As always, strong handling dynamics are part of BMW's DNA, and the new 5-Series makes strides forward in this department. The chassis itself is 3.4 inches longer, 1.3 inches wider and the wheelbase has been increased by 0.8 inches to 117.9 inches, which should make for a more stable ride and complement its nearly 50:50 weight distribution.
Given the wide range of vehicle weights (4041 pounds at its lightest and 5247 pounds at its chunkiest), BMW has specifically modified and tuned chassis components, such as the stroke-dependent damping system on the i5, to the specific model's weight and purpose.
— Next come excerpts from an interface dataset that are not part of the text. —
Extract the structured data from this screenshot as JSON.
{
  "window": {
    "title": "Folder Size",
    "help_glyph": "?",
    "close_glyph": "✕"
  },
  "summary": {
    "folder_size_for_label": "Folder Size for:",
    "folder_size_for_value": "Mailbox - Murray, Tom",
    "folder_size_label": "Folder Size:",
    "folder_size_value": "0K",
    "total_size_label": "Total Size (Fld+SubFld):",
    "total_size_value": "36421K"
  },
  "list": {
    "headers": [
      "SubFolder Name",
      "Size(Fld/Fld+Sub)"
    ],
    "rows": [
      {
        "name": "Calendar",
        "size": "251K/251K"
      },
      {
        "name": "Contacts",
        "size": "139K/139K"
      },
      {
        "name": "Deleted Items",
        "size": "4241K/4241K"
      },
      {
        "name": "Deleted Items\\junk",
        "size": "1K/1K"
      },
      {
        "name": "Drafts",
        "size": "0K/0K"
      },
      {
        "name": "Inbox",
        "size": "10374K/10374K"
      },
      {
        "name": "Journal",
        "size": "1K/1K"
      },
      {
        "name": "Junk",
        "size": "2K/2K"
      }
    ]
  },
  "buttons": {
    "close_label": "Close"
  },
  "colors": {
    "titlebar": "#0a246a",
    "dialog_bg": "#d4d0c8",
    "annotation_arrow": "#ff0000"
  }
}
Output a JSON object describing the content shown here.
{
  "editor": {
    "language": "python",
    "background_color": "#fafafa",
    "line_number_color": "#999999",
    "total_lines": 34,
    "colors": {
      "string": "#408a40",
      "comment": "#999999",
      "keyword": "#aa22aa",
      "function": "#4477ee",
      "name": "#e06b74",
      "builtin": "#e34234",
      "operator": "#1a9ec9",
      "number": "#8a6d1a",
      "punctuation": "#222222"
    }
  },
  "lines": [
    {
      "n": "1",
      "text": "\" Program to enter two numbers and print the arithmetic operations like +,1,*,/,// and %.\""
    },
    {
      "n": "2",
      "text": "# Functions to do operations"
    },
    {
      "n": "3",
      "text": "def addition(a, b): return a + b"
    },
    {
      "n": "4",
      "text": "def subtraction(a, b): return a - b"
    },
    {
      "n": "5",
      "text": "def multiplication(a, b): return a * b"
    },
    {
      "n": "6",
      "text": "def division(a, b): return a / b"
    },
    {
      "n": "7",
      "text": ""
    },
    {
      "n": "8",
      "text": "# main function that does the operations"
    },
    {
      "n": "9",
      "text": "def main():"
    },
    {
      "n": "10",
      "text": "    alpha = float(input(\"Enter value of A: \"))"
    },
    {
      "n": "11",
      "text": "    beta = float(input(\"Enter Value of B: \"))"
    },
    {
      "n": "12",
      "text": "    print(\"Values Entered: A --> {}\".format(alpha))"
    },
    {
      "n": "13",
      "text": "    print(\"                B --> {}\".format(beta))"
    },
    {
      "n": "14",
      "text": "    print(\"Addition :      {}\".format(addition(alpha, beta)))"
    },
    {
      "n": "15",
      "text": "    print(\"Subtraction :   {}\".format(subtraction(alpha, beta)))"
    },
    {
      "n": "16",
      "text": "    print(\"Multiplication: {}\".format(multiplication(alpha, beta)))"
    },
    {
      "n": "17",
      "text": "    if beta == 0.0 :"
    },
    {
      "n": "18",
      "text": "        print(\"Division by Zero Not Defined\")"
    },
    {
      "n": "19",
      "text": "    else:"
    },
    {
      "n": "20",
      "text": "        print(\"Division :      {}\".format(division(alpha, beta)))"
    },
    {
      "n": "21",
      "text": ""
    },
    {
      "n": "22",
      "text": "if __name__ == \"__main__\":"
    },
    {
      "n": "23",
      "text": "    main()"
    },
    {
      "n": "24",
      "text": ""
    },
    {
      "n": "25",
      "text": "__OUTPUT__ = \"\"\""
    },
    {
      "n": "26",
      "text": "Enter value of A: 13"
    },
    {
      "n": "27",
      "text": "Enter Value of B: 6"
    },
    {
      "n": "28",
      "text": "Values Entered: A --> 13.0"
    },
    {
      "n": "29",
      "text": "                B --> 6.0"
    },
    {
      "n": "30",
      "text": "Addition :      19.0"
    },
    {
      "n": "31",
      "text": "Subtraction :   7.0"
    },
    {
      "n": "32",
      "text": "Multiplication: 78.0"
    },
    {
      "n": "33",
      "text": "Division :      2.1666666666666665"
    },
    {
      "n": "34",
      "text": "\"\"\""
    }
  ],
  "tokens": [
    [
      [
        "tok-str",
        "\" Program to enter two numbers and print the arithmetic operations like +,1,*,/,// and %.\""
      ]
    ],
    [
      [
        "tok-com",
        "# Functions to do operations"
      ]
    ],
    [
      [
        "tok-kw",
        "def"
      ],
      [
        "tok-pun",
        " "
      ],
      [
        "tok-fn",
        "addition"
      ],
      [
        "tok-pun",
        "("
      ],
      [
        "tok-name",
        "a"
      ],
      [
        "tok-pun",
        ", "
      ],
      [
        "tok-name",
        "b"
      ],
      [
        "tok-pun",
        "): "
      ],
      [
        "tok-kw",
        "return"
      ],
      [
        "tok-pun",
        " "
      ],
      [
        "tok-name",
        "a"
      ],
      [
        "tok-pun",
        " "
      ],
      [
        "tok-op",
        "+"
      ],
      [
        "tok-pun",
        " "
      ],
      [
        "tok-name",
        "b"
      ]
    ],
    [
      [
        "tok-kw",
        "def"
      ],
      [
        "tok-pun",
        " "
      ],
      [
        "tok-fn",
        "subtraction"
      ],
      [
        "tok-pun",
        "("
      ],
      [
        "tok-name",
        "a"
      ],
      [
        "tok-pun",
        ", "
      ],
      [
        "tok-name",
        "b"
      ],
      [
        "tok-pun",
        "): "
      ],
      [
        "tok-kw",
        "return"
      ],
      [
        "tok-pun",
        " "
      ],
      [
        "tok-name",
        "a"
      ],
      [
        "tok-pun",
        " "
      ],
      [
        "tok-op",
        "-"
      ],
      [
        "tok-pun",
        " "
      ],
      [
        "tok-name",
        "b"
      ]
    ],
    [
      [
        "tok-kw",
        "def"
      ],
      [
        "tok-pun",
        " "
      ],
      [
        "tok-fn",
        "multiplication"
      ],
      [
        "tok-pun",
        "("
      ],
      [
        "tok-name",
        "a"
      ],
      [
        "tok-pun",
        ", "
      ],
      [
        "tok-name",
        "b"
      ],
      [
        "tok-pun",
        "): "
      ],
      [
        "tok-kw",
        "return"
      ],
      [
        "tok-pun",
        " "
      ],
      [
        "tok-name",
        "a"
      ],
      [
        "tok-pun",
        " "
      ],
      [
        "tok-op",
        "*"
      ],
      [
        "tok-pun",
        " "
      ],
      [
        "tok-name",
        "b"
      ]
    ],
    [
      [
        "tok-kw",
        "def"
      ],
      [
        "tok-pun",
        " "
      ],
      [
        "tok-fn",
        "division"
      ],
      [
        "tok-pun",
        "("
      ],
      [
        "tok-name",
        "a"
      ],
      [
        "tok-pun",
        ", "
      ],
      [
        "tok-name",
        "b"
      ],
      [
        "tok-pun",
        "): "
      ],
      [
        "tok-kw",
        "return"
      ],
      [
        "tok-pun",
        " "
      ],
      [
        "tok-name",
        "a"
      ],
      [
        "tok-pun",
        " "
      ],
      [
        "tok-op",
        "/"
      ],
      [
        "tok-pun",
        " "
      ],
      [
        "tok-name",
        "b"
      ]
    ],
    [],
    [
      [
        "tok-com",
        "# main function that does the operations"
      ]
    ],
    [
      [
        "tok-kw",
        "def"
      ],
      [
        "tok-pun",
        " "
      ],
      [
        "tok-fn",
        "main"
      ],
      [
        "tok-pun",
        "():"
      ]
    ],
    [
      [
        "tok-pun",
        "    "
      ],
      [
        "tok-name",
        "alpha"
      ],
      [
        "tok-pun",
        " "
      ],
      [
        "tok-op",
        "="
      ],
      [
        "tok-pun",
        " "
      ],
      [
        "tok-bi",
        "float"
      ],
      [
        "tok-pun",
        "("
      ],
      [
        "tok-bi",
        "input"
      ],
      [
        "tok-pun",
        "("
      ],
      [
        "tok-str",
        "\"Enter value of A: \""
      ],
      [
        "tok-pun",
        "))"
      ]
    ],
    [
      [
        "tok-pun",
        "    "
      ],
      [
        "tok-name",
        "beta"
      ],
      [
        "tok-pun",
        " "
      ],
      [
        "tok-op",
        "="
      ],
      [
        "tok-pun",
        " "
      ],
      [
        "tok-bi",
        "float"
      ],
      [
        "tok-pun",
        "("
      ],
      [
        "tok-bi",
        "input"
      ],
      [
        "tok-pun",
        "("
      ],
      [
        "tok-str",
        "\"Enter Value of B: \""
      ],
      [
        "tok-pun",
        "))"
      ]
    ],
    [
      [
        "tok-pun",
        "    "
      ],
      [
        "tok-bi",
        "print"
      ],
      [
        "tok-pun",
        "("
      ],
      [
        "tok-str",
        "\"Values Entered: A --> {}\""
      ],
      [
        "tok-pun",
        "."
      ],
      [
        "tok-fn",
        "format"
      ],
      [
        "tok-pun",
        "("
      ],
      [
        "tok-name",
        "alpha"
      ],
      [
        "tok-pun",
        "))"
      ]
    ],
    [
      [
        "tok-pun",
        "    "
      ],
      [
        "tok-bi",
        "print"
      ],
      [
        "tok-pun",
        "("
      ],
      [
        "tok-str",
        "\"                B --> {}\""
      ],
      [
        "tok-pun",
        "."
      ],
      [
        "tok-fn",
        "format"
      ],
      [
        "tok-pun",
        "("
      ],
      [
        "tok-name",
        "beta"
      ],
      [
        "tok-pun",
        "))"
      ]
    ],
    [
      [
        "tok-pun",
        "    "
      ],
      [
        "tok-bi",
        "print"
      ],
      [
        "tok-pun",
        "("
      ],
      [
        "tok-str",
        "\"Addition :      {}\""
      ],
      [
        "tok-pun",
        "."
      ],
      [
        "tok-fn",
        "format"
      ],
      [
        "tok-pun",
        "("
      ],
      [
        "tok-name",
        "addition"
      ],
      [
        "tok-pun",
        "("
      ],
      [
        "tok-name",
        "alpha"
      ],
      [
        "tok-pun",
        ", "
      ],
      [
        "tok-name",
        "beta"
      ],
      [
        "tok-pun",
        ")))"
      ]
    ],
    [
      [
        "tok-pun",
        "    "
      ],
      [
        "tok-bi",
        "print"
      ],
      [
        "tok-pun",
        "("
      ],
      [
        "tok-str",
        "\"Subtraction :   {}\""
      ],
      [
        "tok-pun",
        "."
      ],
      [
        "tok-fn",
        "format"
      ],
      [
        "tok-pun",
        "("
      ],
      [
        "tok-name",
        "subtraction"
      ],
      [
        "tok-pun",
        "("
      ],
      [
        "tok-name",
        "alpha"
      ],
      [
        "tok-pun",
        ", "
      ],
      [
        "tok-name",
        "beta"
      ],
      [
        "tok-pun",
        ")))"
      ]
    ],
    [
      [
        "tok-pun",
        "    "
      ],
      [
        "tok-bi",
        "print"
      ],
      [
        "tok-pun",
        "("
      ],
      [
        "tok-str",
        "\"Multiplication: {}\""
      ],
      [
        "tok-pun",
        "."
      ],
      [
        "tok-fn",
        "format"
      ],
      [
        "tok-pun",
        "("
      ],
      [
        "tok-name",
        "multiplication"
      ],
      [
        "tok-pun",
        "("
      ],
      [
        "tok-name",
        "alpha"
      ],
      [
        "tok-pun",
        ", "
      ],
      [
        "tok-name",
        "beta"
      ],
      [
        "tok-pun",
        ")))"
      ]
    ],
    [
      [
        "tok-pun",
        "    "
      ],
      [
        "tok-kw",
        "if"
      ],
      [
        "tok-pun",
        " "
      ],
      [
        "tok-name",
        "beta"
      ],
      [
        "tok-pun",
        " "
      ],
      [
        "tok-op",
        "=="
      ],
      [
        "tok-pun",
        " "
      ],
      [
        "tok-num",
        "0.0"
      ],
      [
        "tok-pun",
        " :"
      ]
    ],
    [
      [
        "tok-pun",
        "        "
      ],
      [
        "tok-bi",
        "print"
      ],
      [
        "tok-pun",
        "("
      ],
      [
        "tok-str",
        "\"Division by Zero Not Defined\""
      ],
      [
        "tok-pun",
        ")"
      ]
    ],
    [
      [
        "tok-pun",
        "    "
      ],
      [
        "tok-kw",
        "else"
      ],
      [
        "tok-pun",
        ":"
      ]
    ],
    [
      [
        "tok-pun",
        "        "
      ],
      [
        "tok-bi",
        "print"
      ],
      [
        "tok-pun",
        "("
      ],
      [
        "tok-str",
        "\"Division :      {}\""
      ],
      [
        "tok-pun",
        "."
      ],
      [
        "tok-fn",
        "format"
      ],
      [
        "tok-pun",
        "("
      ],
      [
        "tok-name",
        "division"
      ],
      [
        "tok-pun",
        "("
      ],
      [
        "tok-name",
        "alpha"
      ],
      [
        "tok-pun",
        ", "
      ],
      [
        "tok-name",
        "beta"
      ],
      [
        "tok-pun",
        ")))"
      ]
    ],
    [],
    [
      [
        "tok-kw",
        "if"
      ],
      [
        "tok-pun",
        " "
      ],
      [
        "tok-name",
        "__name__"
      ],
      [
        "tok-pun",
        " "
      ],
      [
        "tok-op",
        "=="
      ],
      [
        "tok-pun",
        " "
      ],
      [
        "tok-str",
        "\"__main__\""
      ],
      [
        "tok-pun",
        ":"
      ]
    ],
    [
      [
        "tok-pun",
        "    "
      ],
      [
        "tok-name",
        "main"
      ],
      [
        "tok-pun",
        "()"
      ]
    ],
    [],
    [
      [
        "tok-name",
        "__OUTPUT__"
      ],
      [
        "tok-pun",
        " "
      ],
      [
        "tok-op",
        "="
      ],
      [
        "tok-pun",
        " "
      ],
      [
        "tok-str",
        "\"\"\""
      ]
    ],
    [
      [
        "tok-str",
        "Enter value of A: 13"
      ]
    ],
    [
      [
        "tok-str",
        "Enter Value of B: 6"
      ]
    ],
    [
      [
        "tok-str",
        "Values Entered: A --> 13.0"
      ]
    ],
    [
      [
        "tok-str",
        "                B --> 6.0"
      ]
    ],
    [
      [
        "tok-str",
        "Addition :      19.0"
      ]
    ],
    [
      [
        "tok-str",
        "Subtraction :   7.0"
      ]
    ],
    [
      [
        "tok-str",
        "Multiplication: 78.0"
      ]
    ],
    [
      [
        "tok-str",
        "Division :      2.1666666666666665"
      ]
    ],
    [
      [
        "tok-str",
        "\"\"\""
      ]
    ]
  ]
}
For example, electric models receive additional powertrain mounts while AWD variants (electric or not) feature an aluminum stiffening plate under the front axle. The i5 M60 will also get the Adaptive M Suspension, though all 5-Series models will feature double-wishbone front suspension and a five-link rear setup, as well as a form of torque vectoring known as near-actuator wheel slip limitation. Also, 19-inch wheels are standard across the model lineup, though 20- and 21-inch rims are offered if you prefer aesthetics over ride comfort.
2024 BMW 5-Series interior.
BMW has also branched out with the 5-Series interior, though not in the way you might initially think. It still features the brand's connected 12.3-inch curved gauge display and 14.9-inch infotainment screen, but the functions inside these screens are at least novel, if not worthwhile.
Working with the gaming platform AirConsole, you can now play video games on the screens of your stationary 5-Series. All it takes is a smartphone connection and the AirConsole app to start playing.
Additionally, BMW's Interaction Bar is now found in the 5-Series, as the customizable mood lighting appliance is carried over from the 7-Series. The seats have been redesigned for 2024, with increased backrest width and the option for a fully leather-free interior. And you may not see traditional air conditioning vents, but BMW assures us that cool air will flow through the invisible seam vents.
With a focus on electric innovation and the retention of its bread-and-butter gasoline-powered luxury sedan formula, BMW is smartly splitting its 5-Series customers into two camps. For those who want a gas-powered, sub-$100,000 luxury sedan, it's hard not to at least consider a 5-Series in your shopping.
But the i5 lineup promises to be fast, dynamic, and modern, matching up against electric sedans from the likes of Tesla and Lucid, with a decidedly different customer base than previous generations of 5-Series buyers. In theory, relying on two separate streams of customers will draw in more money, but time will tell if consumers are still willing to buy sedans (electric ones at that) en masse.
Will there be a future market for electrified for-hire sedans? Please share your thoughts below.
A New York transplant hailing from the Pacific Northwest, Emmet White has a passion for anything that goes: cars, bicycles, planes, and motorcycles. After learning to ride at 17, Emmet worked in the motorcycle industry before joining Autoweek in 2022. The woes of alternate side parking have kept his fleet moderate, with a 2014 Volkswagen Jetta GLI and a 2003 Honda Nighthawk 750 street parked in his South Brooklyn community.